What is the Tica Bus?
Tica is used to refer to Costa Rica or it’s people, Tico for the fella’s. There are a couple of different bus options when traveling from Costa Rica to other countries. The Tica Bus came highly recommended. The cost was $26 (USD) each way and went from San Jose, Costa Rica to Granada, Nicaragua. It made several stops along the way and continued on to Managua and beyond. The other common option would have been the Nica Bus. While I like being cheap sometimes and enjoy testing the waters, it was made very clear to me that I should not take the Nica Bus. I was told it would cost me about $5 and the best case scenario would be a miserable trip. If anyone knows more about it feel free to share.
The Tica Bus Experience…
I found the Tica Bus to be a wonderful option for my travel from San Jose to Nicaragua. I got up early and met my traveling partner for this leg of the trip, Tim, in the hotel lobby. We caught a cab to the bus terminal and had no trouble getting our luggage checked and loaded onto the bus. Almost nobody spoke English at the bus terminal but the process was so streamlined that following the crowd worked great. I was still sick so I was relieved to find that I had both seats to myself! I slept like a baby for about half the 8 hour trip.
The seats were reasonably comfortable. The bathroom was in good condition. There were movies on the TV screens and the volume was loud enough to hear without being overbearing. I wouldn’t quite compare the traveling conditions to those of a luxury bus line in the States, but I thought it was slightly better than my experience with Greyhound.
Both the other passengers and the staff were very helpful. There was a driver and an assistant on the bus. The assistant came through occasionally like a stewardess with a cooler of food and customs forms. He spoke no English, but he got his point across clearly. I had the ham & cheese sammich on the trip north, and a cheeseburger on the return voyage. I recommend the cheeseburger. When the customs forms were collected, he looked over them for completeness and provided a new one if there was something wrong. They collected the customs fees about 30 minutes prior to reaching the border and kept things moving smoothly.
On the trip north, almost all the work was done for us. We got off the Tica Bus, walked around the roadside stands looking at the trinkets and food being sold. At the appropriate time, the bus driver announced that we needed to be checked and we walked through a short and simple customs line with our baggage. It was very simple to figure out what was going on as they started unloading the luggage and a line naturally formed around the customs agent. We did have to sit around for quite some time, but the process was more simple than I could have asked for.

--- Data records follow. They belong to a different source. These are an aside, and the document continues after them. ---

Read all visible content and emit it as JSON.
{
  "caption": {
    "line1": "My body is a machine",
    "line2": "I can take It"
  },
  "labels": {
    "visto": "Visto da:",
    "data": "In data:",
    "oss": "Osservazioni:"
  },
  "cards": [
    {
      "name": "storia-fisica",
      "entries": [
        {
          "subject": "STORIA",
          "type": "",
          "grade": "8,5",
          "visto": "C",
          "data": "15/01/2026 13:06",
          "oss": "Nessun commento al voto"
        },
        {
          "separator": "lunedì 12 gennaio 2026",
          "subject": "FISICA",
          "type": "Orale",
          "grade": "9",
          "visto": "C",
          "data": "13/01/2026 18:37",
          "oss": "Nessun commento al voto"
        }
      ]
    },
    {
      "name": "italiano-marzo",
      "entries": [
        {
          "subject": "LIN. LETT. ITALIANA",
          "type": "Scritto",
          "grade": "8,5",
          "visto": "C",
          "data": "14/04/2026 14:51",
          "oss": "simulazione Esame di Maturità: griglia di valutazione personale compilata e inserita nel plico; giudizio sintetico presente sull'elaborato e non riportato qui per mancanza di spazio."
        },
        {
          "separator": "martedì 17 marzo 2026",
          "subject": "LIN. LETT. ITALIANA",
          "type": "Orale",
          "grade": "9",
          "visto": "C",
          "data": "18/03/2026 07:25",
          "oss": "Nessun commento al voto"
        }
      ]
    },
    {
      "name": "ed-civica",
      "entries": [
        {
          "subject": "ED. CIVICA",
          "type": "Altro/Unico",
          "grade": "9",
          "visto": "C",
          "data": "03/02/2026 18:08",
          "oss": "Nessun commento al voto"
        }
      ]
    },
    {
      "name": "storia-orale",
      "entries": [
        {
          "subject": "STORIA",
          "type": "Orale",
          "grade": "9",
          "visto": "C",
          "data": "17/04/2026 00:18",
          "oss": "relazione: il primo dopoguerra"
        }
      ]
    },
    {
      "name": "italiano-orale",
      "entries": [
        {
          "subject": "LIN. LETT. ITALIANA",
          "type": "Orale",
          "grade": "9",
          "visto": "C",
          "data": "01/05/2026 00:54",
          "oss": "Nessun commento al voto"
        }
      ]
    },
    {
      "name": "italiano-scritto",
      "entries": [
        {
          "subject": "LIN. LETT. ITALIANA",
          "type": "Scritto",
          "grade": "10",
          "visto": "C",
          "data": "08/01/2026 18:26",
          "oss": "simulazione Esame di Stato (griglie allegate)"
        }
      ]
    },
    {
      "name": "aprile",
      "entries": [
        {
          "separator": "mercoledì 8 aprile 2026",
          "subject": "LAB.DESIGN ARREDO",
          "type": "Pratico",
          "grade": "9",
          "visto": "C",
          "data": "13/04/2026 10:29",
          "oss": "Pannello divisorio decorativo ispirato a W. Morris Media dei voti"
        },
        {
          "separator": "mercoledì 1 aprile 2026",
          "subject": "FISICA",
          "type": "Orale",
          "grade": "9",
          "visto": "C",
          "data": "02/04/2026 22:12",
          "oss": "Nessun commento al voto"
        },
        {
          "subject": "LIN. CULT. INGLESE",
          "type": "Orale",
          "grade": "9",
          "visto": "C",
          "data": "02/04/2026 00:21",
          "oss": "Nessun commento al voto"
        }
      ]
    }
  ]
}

The return trip south was not quite as pleasant. The Costa Rican customs was a bit more stringent and we actually had to filter through several different checkpoints. Entering Costa Rica on the Tica Bus required us to get out and go through several lines. The bags were checked, we were checked, passports, etc. The Tica bus personnel had done all they could to streamline the process, but it wasn’t quite as simple.
When entering CR on the Tica Bus, you must have a departure ticket. If you do not have an exit ticket they will make you buy a bus ticket out of CR or kick you back. I had purchased my airline ticket online and luckily the lady accepted the receipt on my phone as valid proof. It was not a check the box issue, she screened that ticket looking for a full name, departure date, flight number, reservation number, etc. I’ve heard that some customs agents don’t allow this and will still make you buy a bus ticket. This may be something they are just starting to allow. Just be prepared to buy another bus ticket if push comes to shove.
DO NOT exchange money at the border without being 100% certain of the exchange rate. I had a guy take me for about $20 buck while punching the numbers in on the calculator right in front of me. They came up as we were being shuffled back on the bus and too busy trying to pay attention to the directions and flow of traffic to realize what was going on. I only exchanged a small amount out of general caution, but got taken for quite a bit of it. I knew better and have no idea what I was thinking. Maybe I inherently knew that I needed to screw something up so I could have something to write about later 🙂
See Heidi’s comment below for more up-to-date information about currency exchange at the border.